# Radioactive dating lab pennies worth

Db Radioactive atoms decay, emitting radiation. value to half of that value can be measured and is called the half-life of the radioactive isotope. The activity uses pennies and dice to represent radioactive isotopes with different half-lives. The pennies that landed heads-up will represent decayed nuclei, the In the year , an archaeology team unearths pottery and is using this isotope for radiometric dating to place the age of the pottery. Graph the data; this graph should resemble the graph from your lab. Notice that you have a y- value at x = 0. This is. Relative dating gives an approximate age of something compared to some other Each penny represents an atom in the radioactive element Carbon old. Only a few rocks have been found to be that old. Why might some rocks be

### Penny Decay Lab Document

Penny Decay web 1 If you plot the natural logarithm of the concentration of A, ln[A], versus time, you will get a graph which is a straight line with a slope equal to -k. See the graph below. In nuclear decay, the rate is proportional to the number of nuclei present. The number of nuclei to decay in a given period of time is always proportional to the number of nuclei left. Nuclear decay is an independent nucleus-by-nucleus process. The probability that a given nucleus will decay in a certain time is constant and independent of other nuclei and the surroundings.

It is a random event and not influenced by factors such as temperature or pressure. In place of the concentration of A you can substitute the number of nuclei present, N. You will construct a graph of the number of pennies left after a given amount of time numbers of shakes versus time and a graph of the natural logarithm of the number of pennies remaining versus time.

## Penny Decay Lab Document

You will calculate the rate constant and the half-life for the process. Obtain a box with a lid containing about pennies.

**Penny Half-Life Lab**

Count the initial number of pennies in the box. Record this value in the Data Table at shake 0. Put the pennies back in the box. Close the box and shake the box several times to thoroughly mix the pennies.

### Half-Life : Paper, M&M’s, Pennies, or Puzzle Pieces - ANS

Open the box and carefully remove the pennies that are face-up. Be careful not to turn over any of the pennies. Count the number of face-up pennies. Record this value in the Data Table at shake 1.

Subtract the number of pennies removed from the initial number of pennies to give the number of pennies remaining. Record this value in the Data Table at shake 2.

## In the Classroom

Subtract the number of pennies removed from the number of pennies remaining after shake 1 to give the number of pennies remaining. Penny Decay web 3 8.

Flows, Cycles, and Conservation Objectives Students try to model radioactive decay by using the scientific thought process of creating a hypothesis, then testing it through inference. It is a great introduction to the scientific process of deducing, forming scientific theories, and communicating with peers. It is also useful in the mathematics classroom by the process of graphing the data.
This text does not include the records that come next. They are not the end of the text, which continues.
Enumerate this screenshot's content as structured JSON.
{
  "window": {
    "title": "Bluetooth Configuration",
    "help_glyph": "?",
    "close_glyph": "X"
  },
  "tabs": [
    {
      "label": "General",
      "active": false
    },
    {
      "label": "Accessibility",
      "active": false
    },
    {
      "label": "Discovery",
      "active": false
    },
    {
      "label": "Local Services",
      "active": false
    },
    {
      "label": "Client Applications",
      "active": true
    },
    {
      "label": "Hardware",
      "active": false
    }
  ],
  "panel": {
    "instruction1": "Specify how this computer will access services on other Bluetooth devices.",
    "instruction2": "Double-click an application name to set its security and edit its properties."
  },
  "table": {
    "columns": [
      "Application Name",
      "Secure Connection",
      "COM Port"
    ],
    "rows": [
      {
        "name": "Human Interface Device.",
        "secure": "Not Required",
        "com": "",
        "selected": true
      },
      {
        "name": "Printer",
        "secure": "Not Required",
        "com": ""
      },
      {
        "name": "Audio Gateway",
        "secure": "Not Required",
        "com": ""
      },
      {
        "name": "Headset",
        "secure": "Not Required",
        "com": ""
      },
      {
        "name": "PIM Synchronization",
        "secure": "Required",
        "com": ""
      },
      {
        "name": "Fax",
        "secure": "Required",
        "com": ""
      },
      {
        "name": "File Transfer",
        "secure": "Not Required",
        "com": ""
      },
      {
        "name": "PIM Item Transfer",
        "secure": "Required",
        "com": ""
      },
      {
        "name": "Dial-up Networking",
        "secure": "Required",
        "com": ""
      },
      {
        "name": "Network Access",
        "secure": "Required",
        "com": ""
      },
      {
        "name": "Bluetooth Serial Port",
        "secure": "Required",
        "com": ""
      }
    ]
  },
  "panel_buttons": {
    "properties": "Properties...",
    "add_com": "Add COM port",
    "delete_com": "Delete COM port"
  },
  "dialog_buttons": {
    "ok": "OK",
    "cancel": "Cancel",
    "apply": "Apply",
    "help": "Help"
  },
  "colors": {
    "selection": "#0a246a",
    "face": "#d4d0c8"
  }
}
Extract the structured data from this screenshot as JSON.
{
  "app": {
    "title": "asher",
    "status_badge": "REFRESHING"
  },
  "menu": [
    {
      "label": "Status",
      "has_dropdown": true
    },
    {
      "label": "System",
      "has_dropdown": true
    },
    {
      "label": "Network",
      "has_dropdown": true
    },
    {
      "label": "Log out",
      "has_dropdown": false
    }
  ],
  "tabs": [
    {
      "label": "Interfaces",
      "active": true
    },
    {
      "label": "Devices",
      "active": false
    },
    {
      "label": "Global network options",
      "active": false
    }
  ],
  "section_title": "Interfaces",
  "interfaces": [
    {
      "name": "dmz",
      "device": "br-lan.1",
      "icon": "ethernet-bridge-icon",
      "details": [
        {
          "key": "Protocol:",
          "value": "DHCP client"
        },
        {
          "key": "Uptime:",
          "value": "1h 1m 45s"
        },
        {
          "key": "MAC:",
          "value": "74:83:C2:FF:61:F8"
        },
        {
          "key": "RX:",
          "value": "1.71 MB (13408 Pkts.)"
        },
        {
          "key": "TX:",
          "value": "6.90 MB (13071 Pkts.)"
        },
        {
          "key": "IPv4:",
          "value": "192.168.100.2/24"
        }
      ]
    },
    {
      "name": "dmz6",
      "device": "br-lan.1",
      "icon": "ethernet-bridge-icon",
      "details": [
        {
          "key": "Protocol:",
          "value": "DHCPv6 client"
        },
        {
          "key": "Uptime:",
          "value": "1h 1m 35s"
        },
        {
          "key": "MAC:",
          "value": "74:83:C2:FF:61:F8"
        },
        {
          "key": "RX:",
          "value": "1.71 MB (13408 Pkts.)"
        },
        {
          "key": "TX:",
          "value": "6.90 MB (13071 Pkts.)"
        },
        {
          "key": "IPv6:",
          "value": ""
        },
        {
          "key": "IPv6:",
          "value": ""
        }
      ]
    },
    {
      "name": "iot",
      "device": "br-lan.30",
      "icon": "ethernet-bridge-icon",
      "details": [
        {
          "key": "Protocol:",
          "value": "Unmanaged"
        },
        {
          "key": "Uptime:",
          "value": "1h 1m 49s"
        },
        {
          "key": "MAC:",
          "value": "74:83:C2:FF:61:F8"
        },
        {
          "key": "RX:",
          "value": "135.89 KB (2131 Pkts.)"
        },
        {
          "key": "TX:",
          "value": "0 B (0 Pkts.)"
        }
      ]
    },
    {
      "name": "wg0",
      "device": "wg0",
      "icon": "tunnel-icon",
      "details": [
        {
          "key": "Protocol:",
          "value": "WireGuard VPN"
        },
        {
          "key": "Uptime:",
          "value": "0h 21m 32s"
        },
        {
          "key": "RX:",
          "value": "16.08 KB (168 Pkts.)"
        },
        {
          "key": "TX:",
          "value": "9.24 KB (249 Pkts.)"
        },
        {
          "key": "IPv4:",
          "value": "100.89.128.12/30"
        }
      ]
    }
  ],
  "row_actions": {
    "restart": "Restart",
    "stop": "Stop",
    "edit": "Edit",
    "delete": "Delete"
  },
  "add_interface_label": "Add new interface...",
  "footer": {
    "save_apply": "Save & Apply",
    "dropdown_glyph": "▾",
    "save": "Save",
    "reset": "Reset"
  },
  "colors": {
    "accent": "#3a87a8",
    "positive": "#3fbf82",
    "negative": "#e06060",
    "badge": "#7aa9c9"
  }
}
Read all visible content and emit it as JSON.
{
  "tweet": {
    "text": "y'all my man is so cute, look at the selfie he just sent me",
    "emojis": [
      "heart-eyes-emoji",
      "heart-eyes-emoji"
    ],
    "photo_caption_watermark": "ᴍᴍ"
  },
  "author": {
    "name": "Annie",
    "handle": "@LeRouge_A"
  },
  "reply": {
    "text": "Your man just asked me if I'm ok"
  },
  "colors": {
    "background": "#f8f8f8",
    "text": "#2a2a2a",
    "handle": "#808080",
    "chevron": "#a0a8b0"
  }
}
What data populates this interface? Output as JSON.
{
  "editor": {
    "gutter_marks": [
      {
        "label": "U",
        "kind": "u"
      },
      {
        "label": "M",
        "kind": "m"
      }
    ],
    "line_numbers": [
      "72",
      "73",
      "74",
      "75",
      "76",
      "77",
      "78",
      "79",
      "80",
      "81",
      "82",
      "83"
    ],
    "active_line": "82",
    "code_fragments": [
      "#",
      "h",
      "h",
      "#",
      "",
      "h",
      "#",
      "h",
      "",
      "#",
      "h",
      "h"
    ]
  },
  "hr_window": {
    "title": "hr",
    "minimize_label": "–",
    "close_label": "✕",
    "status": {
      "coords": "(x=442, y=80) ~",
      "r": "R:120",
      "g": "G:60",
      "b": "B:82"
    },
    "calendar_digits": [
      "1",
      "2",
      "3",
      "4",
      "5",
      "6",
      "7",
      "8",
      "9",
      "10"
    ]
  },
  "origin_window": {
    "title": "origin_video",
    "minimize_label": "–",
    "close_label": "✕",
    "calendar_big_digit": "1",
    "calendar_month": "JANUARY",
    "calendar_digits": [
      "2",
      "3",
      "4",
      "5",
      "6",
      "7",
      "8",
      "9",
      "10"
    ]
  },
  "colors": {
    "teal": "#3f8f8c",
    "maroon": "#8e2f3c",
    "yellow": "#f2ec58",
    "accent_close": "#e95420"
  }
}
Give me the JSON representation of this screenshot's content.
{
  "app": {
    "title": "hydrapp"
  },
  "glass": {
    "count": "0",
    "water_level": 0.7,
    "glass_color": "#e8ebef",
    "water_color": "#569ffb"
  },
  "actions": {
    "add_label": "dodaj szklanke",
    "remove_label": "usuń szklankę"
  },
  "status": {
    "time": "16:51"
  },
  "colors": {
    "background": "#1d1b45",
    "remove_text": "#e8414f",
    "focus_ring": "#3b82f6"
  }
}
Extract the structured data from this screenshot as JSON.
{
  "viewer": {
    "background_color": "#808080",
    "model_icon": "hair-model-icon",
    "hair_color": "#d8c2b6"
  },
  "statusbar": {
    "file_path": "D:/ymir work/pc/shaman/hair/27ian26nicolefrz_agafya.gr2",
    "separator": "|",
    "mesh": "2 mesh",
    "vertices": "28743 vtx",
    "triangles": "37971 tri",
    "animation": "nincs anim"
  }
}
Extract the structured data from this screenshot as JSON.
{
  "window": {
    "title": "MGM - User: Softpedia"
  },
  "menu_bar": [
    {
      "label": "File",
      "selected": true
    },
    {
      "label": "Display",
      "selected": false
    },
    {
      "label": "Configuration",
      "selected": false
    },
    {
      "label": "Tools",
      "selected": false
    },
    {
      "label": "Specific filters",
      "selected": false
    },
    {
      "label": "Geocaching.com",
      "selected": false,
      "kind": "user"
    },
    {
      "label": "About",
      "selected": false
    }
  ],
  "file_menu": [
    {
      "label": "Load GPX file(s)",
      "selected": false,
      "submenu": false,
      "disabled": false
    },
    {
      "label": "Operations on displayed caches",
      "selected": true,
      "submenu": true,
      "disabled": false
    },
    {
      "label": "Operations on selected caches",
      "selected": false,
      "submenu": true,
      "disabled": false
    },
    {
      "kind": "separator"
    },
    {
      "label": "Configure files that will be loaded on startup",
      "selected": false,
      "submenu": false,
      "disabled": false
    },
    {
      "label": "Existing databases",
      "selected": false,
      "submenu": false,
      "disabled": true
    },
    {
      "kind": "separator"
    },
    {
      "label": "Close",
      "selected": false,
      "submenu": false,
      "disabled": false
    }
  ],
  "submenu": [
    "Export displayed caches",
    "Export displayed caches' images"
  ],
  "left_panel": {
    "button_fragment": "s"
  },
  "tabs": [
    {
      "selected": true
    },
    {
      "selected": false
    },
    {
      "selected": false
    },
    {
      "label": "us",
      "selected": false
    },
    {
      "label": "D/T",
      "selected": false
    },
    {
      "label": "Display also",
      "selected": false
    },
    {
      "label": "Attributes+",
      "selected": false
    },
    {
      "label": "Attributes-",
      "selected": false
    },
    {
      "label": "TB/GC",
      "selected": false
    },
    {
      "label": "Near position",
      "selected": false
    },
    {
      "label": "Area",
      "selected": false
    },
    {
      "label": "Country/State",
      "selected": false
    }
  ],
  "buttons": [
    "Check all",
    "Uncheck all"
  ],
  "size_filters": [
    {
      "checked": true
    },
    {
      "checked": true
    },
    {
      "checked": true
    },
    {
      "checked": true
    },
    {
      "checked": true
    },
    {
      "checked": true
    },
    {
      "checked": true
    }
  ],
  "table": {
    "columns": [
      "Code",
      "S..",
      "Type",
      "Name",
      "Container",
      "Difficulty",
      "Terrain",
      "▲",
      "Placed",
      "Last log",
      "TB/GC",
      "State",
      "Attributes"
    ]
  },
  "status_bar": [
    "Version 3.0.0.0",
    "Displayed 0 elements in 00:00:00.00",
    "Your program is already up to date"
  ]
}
Seeing this connection will help students to understand how scientists can determine the age of a sample by looking at the amount of radioactive material in the sample.

To define the terms half-life and radioactive decay To model the rate of radioactive decay To create line graphs from collected data To compare data To understand how radioactive decay is used to date archaeological artifacts Background Half-Life If two nuclei have different masses, but the same atomic number, those nuclei are considered to be isotopes.

Isotopes have the same chemical properties, but different physical properties. An example of isotopes is carbon, which has three main isotopes, carbon, carbon and carbon All three isotopes have the same atomic number of 6, but have different numbers of neutrons. Carbon has 2 more neutrons than carbon and 1 more than carbon, both of which are stable. Carbon is radioactive and undergoes radioactive decay. Radioactive materials contain some nuclei that are stable and other nuclei that are unstable.

Not all of the atoms of a radioactive isotope radioisotope decay at the same time. Rather, the atoms decay at a rate that is characteristic to the isotope. The rate of decay is a fixed rate called a half-life.

The half-life of a radioactive isotope refers to the amount of time required for half of a quantity of a radioactive isotope to decay. Carbon has a half-life of years, which means that if you take one gram of carbon, half of it will decay in years.

Different isotopes have different half-lives.